*** Exercise data Section Begins ***

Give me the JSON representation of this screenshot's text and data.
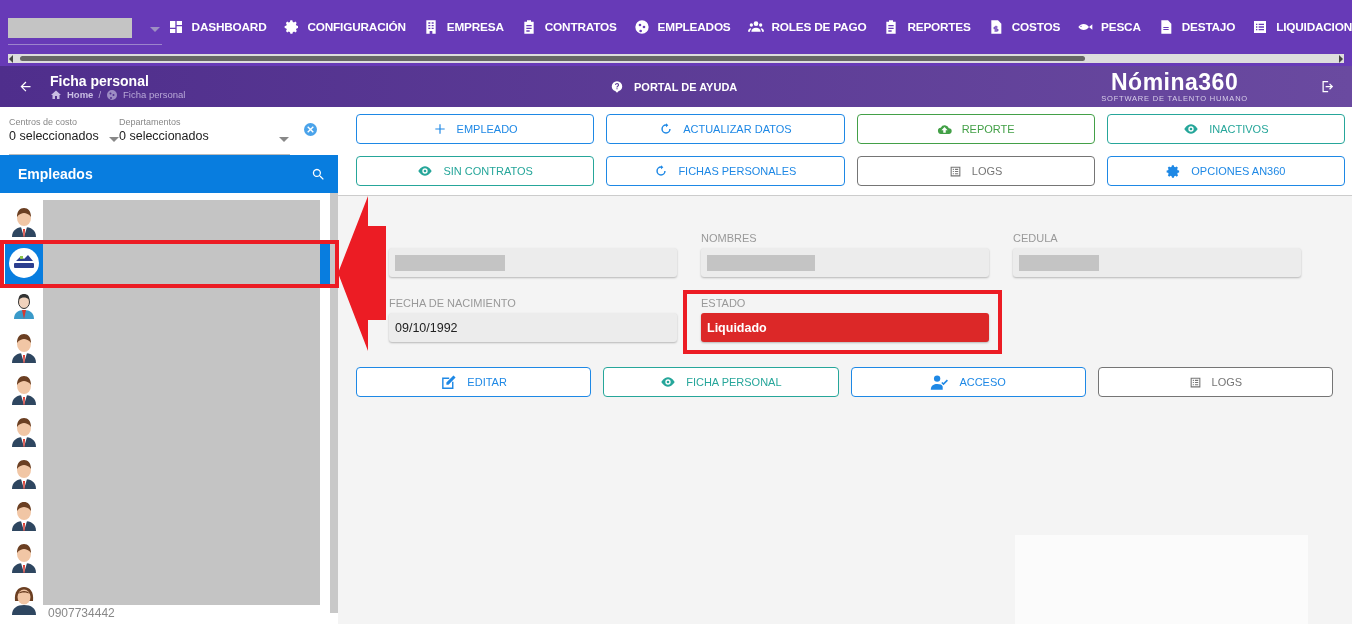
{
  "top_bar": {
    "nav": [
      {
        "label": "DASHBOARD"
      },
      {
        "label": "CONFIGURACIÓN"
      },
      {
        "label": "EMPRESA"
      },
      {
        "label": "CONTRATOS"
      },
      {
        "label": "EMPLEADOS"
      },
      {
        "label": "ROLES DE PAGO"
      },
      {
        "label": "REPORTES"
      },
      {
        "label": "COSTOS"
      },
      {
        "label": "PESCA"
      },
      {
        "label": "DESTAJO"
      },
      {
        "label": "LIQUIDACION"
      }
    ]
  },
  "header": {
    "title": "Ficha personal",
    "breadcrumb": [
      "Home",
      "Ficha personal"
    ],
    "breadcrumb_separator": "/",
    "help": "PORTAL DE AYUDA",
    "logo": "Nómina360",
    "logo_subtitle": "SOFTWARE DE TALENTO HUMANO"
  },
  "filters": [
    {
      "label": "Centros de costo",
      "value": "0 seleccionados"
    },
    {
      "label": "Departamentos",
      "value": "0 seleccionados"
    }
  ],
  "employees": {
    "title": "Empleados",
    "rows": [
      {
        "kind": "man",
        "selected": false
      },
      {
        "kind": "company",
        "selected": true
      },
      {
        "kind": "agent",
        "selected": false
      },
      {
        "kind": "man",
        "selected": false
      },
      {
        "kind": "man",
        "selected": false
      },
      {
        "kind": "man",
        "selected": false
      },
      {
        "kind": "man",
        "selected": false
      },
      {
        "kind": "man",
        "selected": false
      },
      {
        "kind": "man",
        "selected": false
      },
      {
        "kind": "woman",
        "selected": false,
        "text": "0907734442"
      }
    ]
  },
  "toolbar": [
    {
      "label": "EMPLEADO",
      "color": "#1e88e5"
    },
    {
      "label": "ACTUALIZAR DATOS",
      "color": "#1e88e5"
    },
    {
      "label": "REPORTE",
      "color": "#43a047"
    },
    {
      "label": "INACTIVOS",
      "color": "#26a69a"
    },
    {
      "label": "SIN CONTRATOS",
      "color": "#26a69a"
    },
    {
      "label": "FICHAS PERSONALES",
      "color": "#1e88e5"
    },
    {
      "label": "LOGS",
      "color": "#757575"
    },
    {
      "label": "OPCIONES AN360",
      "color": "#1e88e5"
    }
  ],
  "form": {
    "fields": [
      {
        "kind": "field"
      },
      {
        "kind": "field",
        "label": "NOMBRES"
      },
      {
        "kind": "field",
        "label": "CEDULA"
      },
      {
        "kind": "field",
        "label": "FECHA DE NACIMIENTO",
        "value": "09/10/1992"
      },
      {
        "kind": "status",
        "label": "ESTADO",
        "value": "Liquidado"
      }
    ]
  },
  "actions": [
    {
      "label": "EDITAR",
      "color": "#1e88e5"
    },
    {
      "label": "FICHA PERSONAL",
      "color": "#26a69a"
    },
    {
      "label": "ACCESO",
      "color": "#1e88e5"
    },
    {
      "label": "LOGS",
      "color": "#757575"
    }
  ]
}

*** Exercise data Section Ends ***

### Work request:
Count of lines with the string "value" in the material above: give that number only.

### Reply to the exercise:
4